3 Perfect CTA Examples
You will find a variety of CTA examples all around you. Here are some of the coolest:
Netflix – Sign up Free for 30 Days
This CTA uses action verbs, gives users a reason to sign up, and nips the fear by giving visitors the option to cancel anytime.
As you can see in the screenshot, the page is very clear, makes good use of space and colors, and sticks to one offer instead of presenting too much information to the reader.
Michael Words – I Am Ready to Increase My Sales
This page uses two CTAs, the first button motivates users to know more and the second one pushes them to make a purchase by highlighting the benefit, i.e: increased sales.
The text is short, clear, easy to read, and there is no clutter on the page.
Blogging.org – Countdown Clock

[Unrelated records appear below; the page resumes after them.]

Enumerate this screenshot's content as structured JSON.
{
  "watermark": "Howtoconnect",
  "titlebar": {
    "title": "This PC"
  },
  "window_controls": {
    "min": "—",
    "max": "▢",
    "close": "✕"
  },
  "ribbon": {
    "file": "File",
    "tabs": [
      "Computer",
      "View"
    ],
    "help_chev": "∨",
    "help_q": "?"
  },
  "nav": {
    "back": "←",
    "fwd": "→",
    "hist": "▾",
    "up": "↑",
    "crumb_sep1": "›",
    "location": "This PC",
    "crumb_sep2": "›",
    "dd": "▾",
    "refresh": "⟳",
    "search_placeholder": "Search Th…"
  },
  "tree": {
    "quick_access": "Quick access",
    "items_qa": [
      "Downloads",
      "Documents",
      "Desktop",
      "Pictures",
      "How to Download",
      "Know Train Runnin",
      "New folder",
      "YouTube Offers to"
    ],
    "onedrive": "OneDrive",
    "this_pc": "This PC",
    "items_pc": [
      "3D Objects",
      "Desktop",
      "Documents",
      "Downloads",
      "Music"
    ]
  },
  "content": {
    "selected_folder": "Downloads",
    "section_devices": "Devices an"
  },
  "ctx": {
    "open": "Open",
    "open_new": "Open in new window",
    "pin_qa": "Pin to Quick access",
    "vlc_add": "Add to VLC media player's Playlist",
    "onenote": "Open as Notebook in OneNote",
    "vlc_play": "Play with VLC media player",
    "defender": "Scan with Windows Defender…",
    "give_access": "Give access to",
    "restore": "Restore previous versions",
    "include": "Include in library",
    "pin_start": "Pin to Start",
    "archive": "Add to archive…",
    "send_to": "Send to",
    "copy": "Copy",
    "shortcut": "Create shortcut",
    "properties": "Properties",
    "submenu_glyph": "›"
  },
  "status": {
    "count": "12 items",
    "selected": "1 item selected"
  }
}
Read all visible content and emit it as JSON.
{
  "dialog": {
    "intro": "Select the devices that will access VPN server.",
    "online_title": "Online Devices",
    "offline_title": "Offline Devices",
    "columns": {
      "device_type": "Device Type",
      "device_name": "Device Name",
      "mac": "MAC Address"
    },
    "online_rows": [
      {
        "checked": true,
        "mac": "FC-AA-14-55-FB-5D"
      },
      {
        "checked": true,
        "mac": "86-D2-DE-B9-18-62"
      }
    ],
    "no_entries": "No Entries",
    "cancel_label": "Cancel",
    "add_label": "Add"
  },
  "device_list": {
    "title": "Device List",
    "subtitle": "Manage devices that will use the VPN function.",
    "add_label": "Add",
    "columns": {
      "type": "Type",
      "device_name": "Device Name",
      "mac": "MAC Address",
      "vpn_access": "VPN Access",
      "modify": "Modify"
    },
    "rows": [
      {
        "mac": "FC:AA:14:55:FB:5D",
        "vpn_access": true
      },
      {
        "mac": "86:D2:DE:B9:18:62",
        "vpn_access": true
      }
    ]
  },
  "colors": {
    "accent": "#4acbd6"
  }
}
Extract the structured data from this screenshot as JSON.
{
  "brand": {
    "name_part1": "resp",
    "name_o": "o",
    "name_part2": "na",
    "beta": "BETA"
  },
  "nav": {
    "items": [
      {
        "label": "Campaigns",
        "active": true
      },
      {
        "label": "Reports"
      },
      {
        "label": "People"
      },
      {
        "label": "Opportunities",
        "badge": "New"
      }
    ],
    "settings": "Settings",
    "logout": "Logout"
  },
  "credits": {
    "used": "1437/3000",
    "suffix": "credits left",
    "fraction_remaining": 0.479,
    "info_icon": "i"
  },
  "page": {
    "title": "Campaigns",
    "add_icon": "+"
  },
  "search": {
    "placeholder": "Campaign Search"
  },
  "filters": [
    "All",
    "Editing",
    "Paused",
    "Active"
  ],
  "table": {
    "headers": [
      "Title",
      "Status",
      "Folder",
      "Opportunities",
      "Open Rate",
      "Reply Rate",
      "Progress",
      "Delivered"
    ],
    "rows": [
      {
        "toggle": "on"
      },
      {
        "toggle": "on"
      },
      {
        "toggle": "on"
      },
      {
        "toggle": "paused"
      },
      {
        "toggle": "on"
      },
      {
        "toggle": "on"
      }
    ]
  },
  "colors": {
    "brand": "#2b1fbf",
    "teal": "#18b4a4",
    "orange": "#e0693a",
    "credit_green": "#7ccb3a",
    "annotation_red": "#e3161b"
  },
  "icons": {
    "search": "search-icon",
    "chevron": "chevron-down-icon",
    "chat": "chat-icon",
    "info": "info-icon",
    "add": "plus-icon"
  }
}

This page uses a timer as a CTA to create a sense of urgency. The timer makes visitors feel that they’d lose a very good deal if they do not make a move right away.
It sticks to one offer and uses white space to keep the page neat and attractive.
2 Bad CTA Examples
When there are good examples, there are also bad CTA examples. Let’s have a look at some:
Firefox – Distractions
Firefox appears to be bad when it comes to CTAs.
Look at the above page, it uses a lot of colors and images that distract the user.
The purpose of the page is to make users ‘download’ the app but the message gets lost in the shuffle and the download button appears more of a box and less of a button.
Autodesk – Lack of Clarity
This CTA is very unclear, users do not know what ‘meeting the game makers’ means or what the company is trying to achieve here.
Are they trying to sell games or offer discounts? Such CTAs do not give good results.
Pro Tip: Use Analytics and Compare Options
Merely having a CTA is not enough, you must take steps to know how it’s performing and bring changes to your strategy as needed.
A/B testing can be a reliable way to compare different options and find what works for you.
Pro Tip 2: Make Use of a Messaging Tool Like Adoric
Taking care of CTAs can be quite tiring, it’s best to turn to a tool like Adoric so that all your Call To Actions are taken care of.
Our tool comes with a bunch of amazing features including forms, 10,000 free graphic elements, hundreds of templates, countdown, multi-step messages, and grids.
With this tool, you will be able to choose from a variety of fonts and create and manage campaigns without any trouble. It can be used to create kickass CTAs and marketing campaigns. Go here to sign up for a free campaign and know more about how Adoric can help you.